Irish Christmas shoppers are flooding the border into Northern Ireland to take advantage of the weak pound following the Brexit deal.
Shoppers from as far as Dublin and Cork are flocking into Newry, which lies six miles from the Republic of Ireland border, to load up on perfume, whiskey, and diapers.
“On Christmas Eve you won’t be able to get into the car park for love nor money, the traffic will be so bad. I will have someone go out and stop the traffic piling up on the main road,” Seamus McNamee, the owner of the First and Last off-license in Jonesborough, just south of Newry, told The Guardian.
“This year is going to be our busiest since we opened nine years ago,” says McNamee. “We’re flying.”
Before the Brexit referendum, the euro bought about 75p, but by 2016, the sterling pound plummeted so low that Irish shoppers could get a pound to a euro.
Peter Murray, manager of the Buttercrane shopping center in the center of Newry, said of the center’s parking lot: “We have about 100,000 cars a week and around 40% of them have southern registration plates.”
“I’ve been here 29 years. Before the ceasefire happened in 98 we didn’t have many people coming from the south, even though we’re just six miles from the border. After 98 you had people coming from places like Monaghan, 40 miles away. Now we have people coming from as far as north Dublin and we’ve even seen stragglers from Cork and Tipperary [hundreds of miles south] making a weekend of it.”

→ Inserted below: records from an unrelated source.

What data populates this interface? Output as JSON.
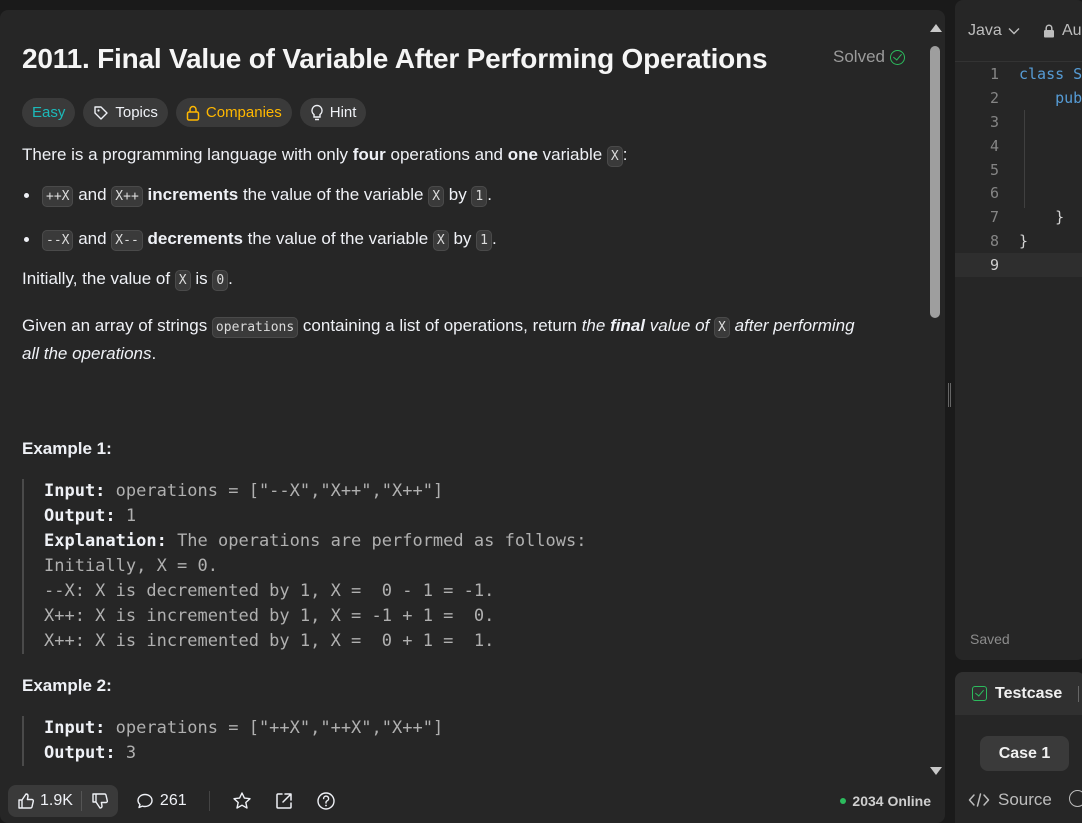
{
  "problem": {
    "title": "2011. Final Value of Variable After Performing Operations",
    "status": "Solved",
    "tags": {
      "difficulty": "Easy",
      "topics": "Topics",
      "companies": "Companies",
      "hint": "Hint"
    },
    "intro": {
      "t1": "There is a programming language with only ",
      "b1": "four",
      "t2": " operations and ",
      "b2": "one",
      "t3": " variable ",
      "c1": "X",
      "t4": ":"
    },
    "bullet1": {
      "c1": "++X",
      "t1": " and ",
      "c2": "X++",
      "b1": "increments",
      "t2": " the value of the variable ",
      "c3": "X",
      "t3": " by ",
      "c4": "1",
      "t4": "."
    },
    "bullet2": {
      "c1": "--X",
      "t1": " and ",
      "c2": "X--",
      "b1": "decrements",
      "t2": " the value of the variable ",
      "c3": "X",
      "t3": " by ",
      "c4": "1",
      "t4": "."
    },
    "initial": {
      "t1": "Initially, the value of ",
      "c1": "X",
      "t2": " is ",
      "c2": "0",
      "t3": "."
    },
    "given": {
      "t1": "Given an array of strings ",
      "c1": "operations",
      "t2": " containing a list of operations, return ",
      "i1": "the ",
      "bi": "final",
      "i2": " value of ",
      "c2": "X",
      "i3": " after performing all the operations",
      "t3": "."
    },
    "example1": {
      "title": "Example 1:",
      "input_label": "Input:",
      "input_value": " operations = [\"--X\",\"X++\",\"X++\"]",
      "output_label": "Output:",
      "output_value": " 1",
      "explanation_label": "Explanation:",
      "explanation_value": " The operations are performed as follows:",
      "lines": [
        "Initially, X = 0.",
        "--X: X is decremented by 1, X =  0 - 1 = -1.",
        "X++: X is incremented by 1, X = -1 + 1 =  0.",
        "X++: X is incremented by 1, X =  0 + 1 =  1."
      ]
    },
    "example2": {
      "title": "Example 2:",
      "input_label": "Input:",
      "input_value": " operations = [\"++X\",\"++X\",\"X++\"]",
      "output_label": "Output:",
      "output_value": " 3"
    }
  },
  "footer": {
    "likes": "1.9K",
    "comments": "261",
    "online": "2034 Online"
  },
  "editor": {
    "language": "Java",
    "mode": "Au",
    "lines": [
      {
        "num": "1",
        "kw": "class S",
        "rest": ""
      },
      {
        "num": "2",
        "kw": "    pub",
        "rest": ""
      },
      {
        "num": "3",
        "kw": "",
        "rest": ""
      },
      {
        "num": "4",
        "kw": "",
        "rest": ""
      },
      {
        "num": "5",
        "kw": "",
        "rest": ""
      },
      {
        "num": "6",
        "kw": "",
        "rest": ""
      },
      {
        "num": "7",
        "kw": "",
        "rest": "    }"
      },
      {
        "num": "8",
        "kw": "",
        "rest": "}"
      },
      {
        "num": "9",
        "kw": "",
        "rest": ""
      }
    ],
    "status": "Saved"
  },
  "testcase": {
    "tab": "Testcase",
    "case": "Case 1",
    "source": "Source"
  },
  "colors": {
    "easy": "#1cbaba",
    "companies": "#ffb800",
    "solved": "#2cbb5d",
    "keyword": "#569cd6"
  }
}
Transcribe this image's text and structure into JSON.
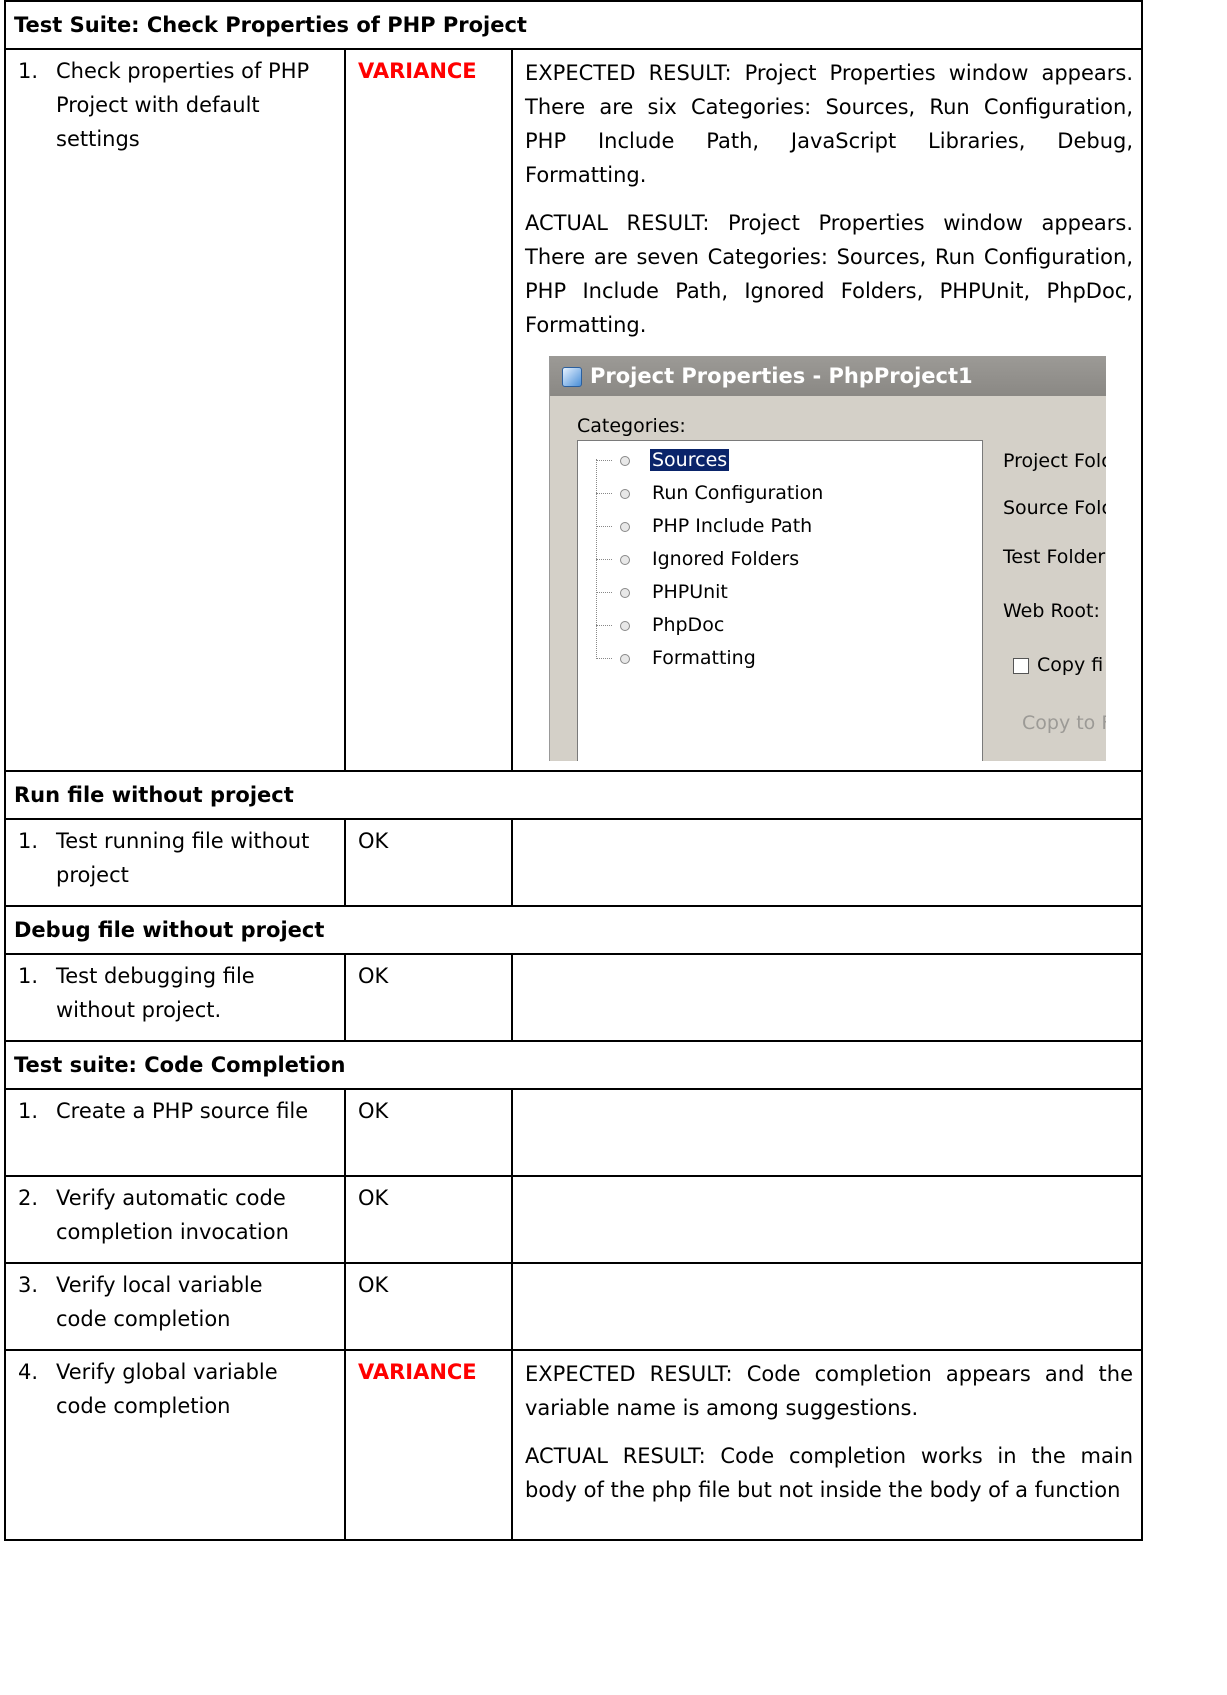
{
  "sections": [
    {
      "title": "Test Suite: Check Properties of PHP Project",
      "rows": [
        {
          "num": "1.",
          "step": "Check properties of PHP Project with default settings",
          "status": "VARIANCE",
          "paragraphs": [
            "EXPECTED RESULT: Project Properties window appears. There are six Categories: Sources, Run Configuration, PHP Include Path, JavaScript Libraries, Debug, Formatting.",
            "ACTUAL RESULT: Project Properties window appears. There are seven Categories: Sources, Run Configuration, PHP Include Path, Ignored Folders, PHPUnit, PhpDoc, Formatting."
          ]
        }
      ]
    },
    {
      "title": "Run file without project",
      "rows": [
        {
          "num": "1.",
          "step": "Test running file without project",
          "status": "OK"
        }
      ]
    },
    {
      "title": "Debug file without project",
      "rows": [
        {
          "num": "1.",
          "step": "Test debugging file without project.",
          "status": "OK"
        }
      ]
    },
    {
      "title": "Test suite: Code Completion",
      "rows": [
        {
          "num": "1.",
          "step": "Create a PHP source file",
          "status": "OK"
        },
        {
          "num": "2.",
          "step": "Verify automatic code completion invocation",
          "status": "OK"
        },
        {
          "num": "3.",
          "step": "Verify local variable code completion",
          "status": "OK"
        },
        {
          "num": "4.",
          "step": "Verify global variable code completion",
          "status": "VARIANCE",
          "paragraphs": [
            "EXPECTED RESULT: Code completion appears and the variable name is among suggestions.",
            "ACTUAL RESULT: Code completion works in the main body of the php file but not inside the body of a function"
          ]
        }
      ]
    }
  ],
  "dialog": {
    "title": "Project Properties - PhpProject1",
    "categories_label": "Categories:",
    "categories": [
      "Sources",
      "Run Configuration",
      "PHP Include Path",
      "Ignored Folders",
      "PHPUnit",
      "PhpDoc",
      "Formatting"
    ],
    "selected": "Sources",
    "right_labels": {
      "project_folder": "Project Folc",
      "source_folder": "Source Folc",
      "test_folder": "Test Folder",
      "web_root": "Web Root:",
      "copy_checkbox": "Copy fi",
      "copy_to": "Copy to F"
    }
  },
  "colors": {
    "variance": "#ff0000",
    "selection": "#0a246a",
    "dialog_bg": "#d4d0c8"
  }
}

“Put the big ticket and obvious things like alcohol aside and the things that seem to be popular are baby products, nappies, baby wipes, perfumes, sports shoes and even prescription medicines which are cheaper here,” Murray says.
According to accountancy consultants EY, collapse in the pound has boosted inter-country trade to levels not seen since the financial crash and bailout of 2010.
Damian McGenity, who runs the post office in Jonesborough and coordinates Border Communities Against Brexit, says the end of the first phase of the Brexit talks has also had an impact on consumer confidence in the border towns.
“I speak to hundreds of people every week here in the post office and because they know what I do they talk to me about Brexit,” he says. “I can firmly detect a huge sigh of relief that the deal was done the other day in Brussels. People were very worried about their jobs, how they were going to travel across the border, could they send their children to university across the border, and now we seem to have a resolution. People were reluctant to spend money, but the deal has given people a bit of optimism and they’re spending more.”